Stored data Block Start
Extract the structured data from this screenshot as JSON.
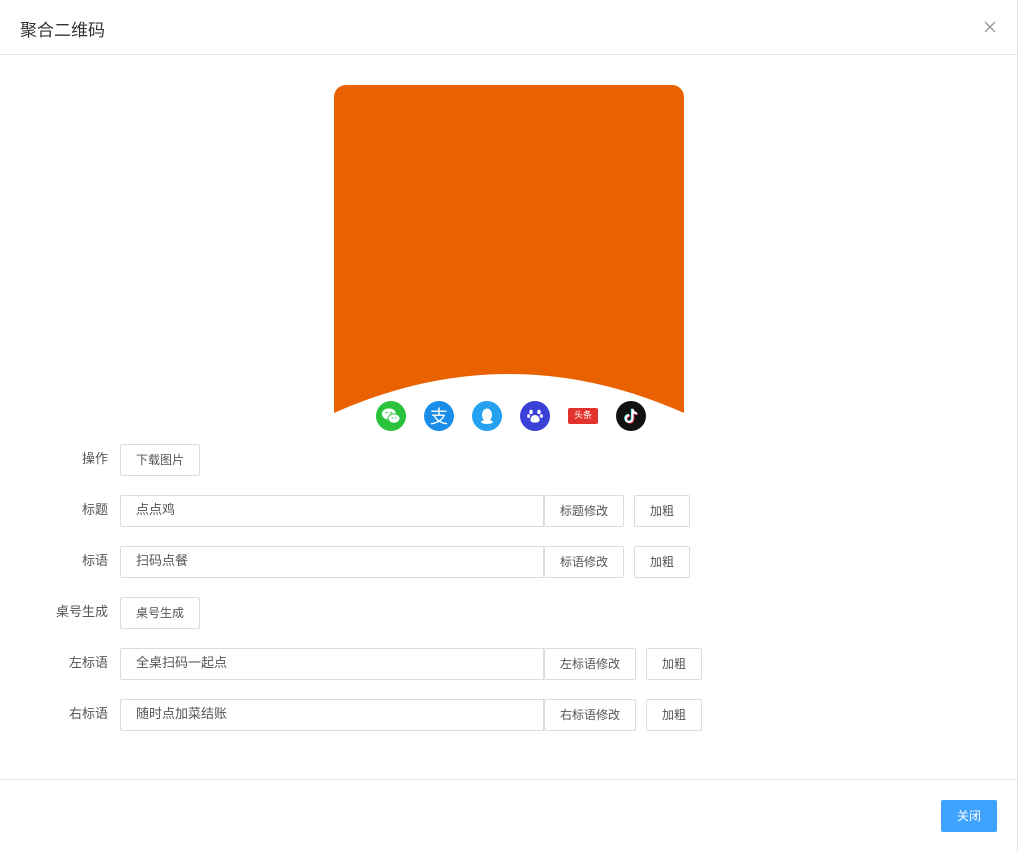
{
  "dialog": {
    "title": "聚合二维码",
    "close_icon": "close-icon"
  },
  "poster": {
    "background_color": "#ea6200",
    "icons": [
      {
        "name": "wechat-icon",
        "color": "#2bc23d"
      },
      {
        "name": "alipay-icon",
        "color": "#1a8de8",
        "glyph": "支"
      },
      {
        "name": "qq-icon",
        "color": "#24a2f0"
      },
      {
        "name": "baidu-icon",
        "color": "#3a41d6"
      },
      {
        "name": "toutiao-icon",
        "color": "#e2322c",
        "glyph": "头条"
      },
      {
        "name": "douyin-icon",
        "color": "#111111"
      }
    ]
  },
  "form": {
    "operation": {
      "label": "操作",
      "download_button": "下载图片"
    },
    "title_row": {
      "label": "标题",
      "value": "点点鸡",
      "modify_button": "标题修改",
      "bold_button": "加粗"
    },
    "slogan_row": {
      "label": "标语",
      "value": "扫码点餐",
      "modify_button": "标语修改",
      "bold_button": "加粗"
    },
    "table_row": {
      "label": "桌号生成",
      "generate_button": "桌号生成"
    },
    "left_slogan_row": {
      "label": "左标语",
      "value": "全桌扫码一起点",
      "modify_button": "左标语修改",
      "bold_button": "加粗"
    },
    "right_slogan_row": {
      "label": "右标语",
      "value": "随时点加菜结账",
      "modify_button": "右标语修改",
      "bold_button": "加粗"
    }
  },
  "footer": {
    "close_button": "关闭",
    "primary_color": "#3ea2ff"
  }
}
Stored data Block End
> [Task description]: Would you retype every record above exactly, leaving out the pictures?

> [Task answer]:
Extract the structured data from this screenshot as JSON.
{
  "dialog": {
    "title": "聚合二维码",
    "close_icon": "close-icon"
  },
  "poster": {
    "background_color": "#ea6200",
    "icons": [
      {
        "name": "wechat-icon",
        "color": "#2bc23d"
      },
      {
        "name": "alipay-icon",
        "color": "#1a8de8",
        "glyph": "支"
      },
      {
        "name": "qq-icon",
        "color": "#24a2f0"
      },
      {
        "name": "baidu-icon",
        "color": "#3a41d6"
      },
      {
        "name": "toutiao-icon",
        "color": "#e2322c",
        "glyph": "头条"
      },
      {
        "name": "douyin-icon",
        "color": "#111111"
      }
    ]
  },
  "form": {
    "operation": {
      "label": "操作",
      "download_button": "下载图片"
    },
    "title_row": {
      "label": "标题",
      "value": "点点鸡",
      "modify_button": "标题修改",
      "bold_button": "加粗"
    },
    "slogan_row": {
      "label": "标语",
      "value": "扫码点餐",
      "modify_button": "标语修改",
      "bold_button": "加粗"
    },
    "table_row": {
      "label": "桌号生成",
      "generate_button": "桌号生成"
    },
    "left_slogan_row": {
      "label": "左标语",
      "value": "全桌扫码一起点",
      "modify_button": "左标语修改",
      "bold_button": "加粗"
    },
    "right_slogan_row": {
      "label": "右标语",
      "value": "随时点加菜结账",
      "modify_button": "右标语修改",
      "bold_button": "加粗"
    }
  },
  "footer": {
    "close_button": "关闭",
    "primary_color": "#3ea2ff"
  }
}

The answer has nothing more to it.